Internationally best-sellling poet Christian Bök has spent more than ten years writing what promises to be the first example of 'living poetry.' After successfully demonstrating his concept in a colony of E. coli, Bök is on the verge of enciphering a beautiful, anomalous poem into the genome of an unkillable bacterium (Deinococcus radiodurans), which can, in turn, "read" his text, responding to it by manufacturing a viable, benign protein, whose sequence of amino acids enciphers yet another poem. The engineered organism might conceivably serve as a post-apocalyptic archive, capable of outlasting our civilization.
Book I of The Xenotext constitutes a kind of 'demonic grimoire,' providing a scientific framework for the project with a series of poems, texts, and illustrations. A Virgilian welcome to the Inferno, Book I is the "orphic" volume in a diptych, addressing the pastoral heritage of poets, who have sought to supplant nature in both beauty and terror. The book sets the conceptual groundwork for the second volume, which will document the experiment itself.
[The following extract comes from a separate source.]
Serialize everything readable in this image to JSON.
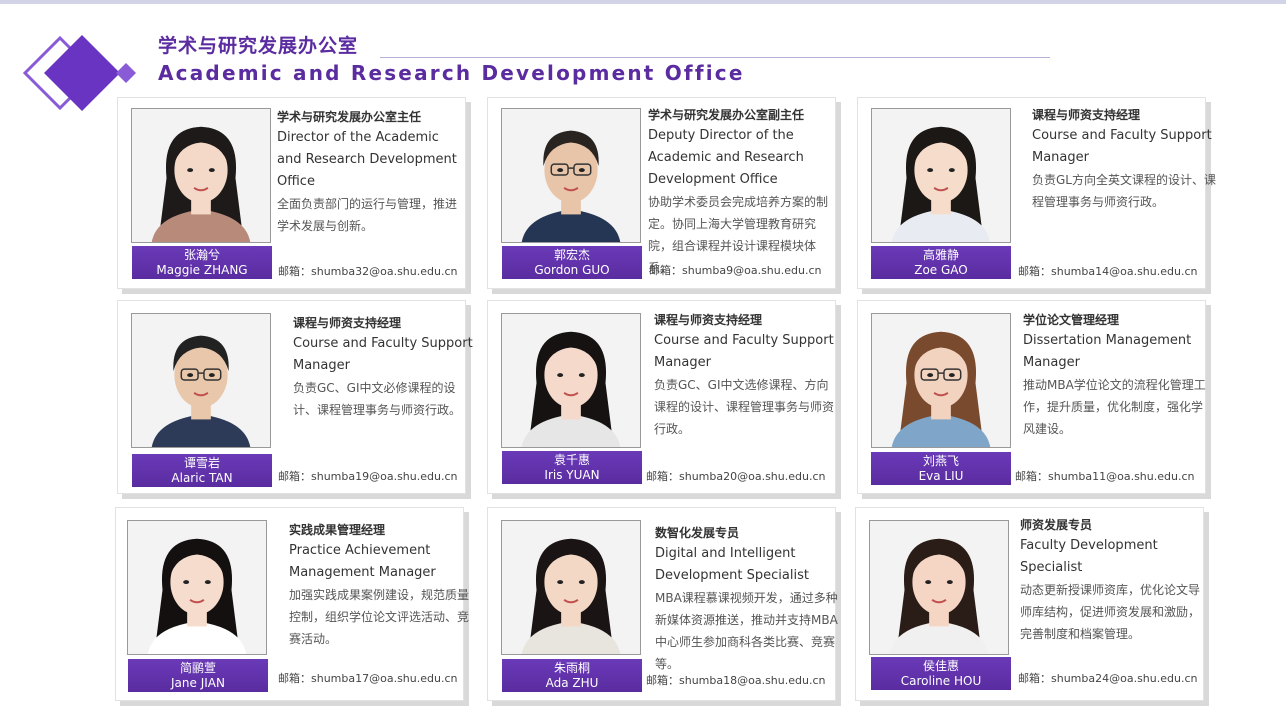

The Xenotext is experimental poetry in the truest sense of the term.
- Short-listed, Stephan G. Stephansson Award for Poetry (Alberta Literary Awards) 2016
In a recent review of Christian BÃ¶k's new book, The Xenotext: Book 1, The Found Poetry Review's Douglas Luman gushes:
'With a writer like BÃ¶k (and it is fair to say that there are not many – if any – truly like him), the expectation is that whatever comes of the massive amounts of research and investigation will be delightfully confusing, simultaneously illustrative, and altogether new. '
And Luman is not left disappointed; he writes: 'BÃ¶k provides a new way into creation, by entering into the very language and vocabulary of the canvas of life itself. '
Writing about The Xenotext: Book 1, Rob McClennan writes: 'It becomes fascinating how [Christian] BÃ¶k has managed to construct poetry, let alone a multiple-volume project, around such an experiment, extending, exploring and capturing the connections between science and poetry dozens of times beyond what anyone has achieved up to this point, proving yet again just how far ahead he is of his peers. '
‘Christian Bok’s The Xenotext, a poem in DNA mutation, continues his attempts to redefine what poetry even is. ’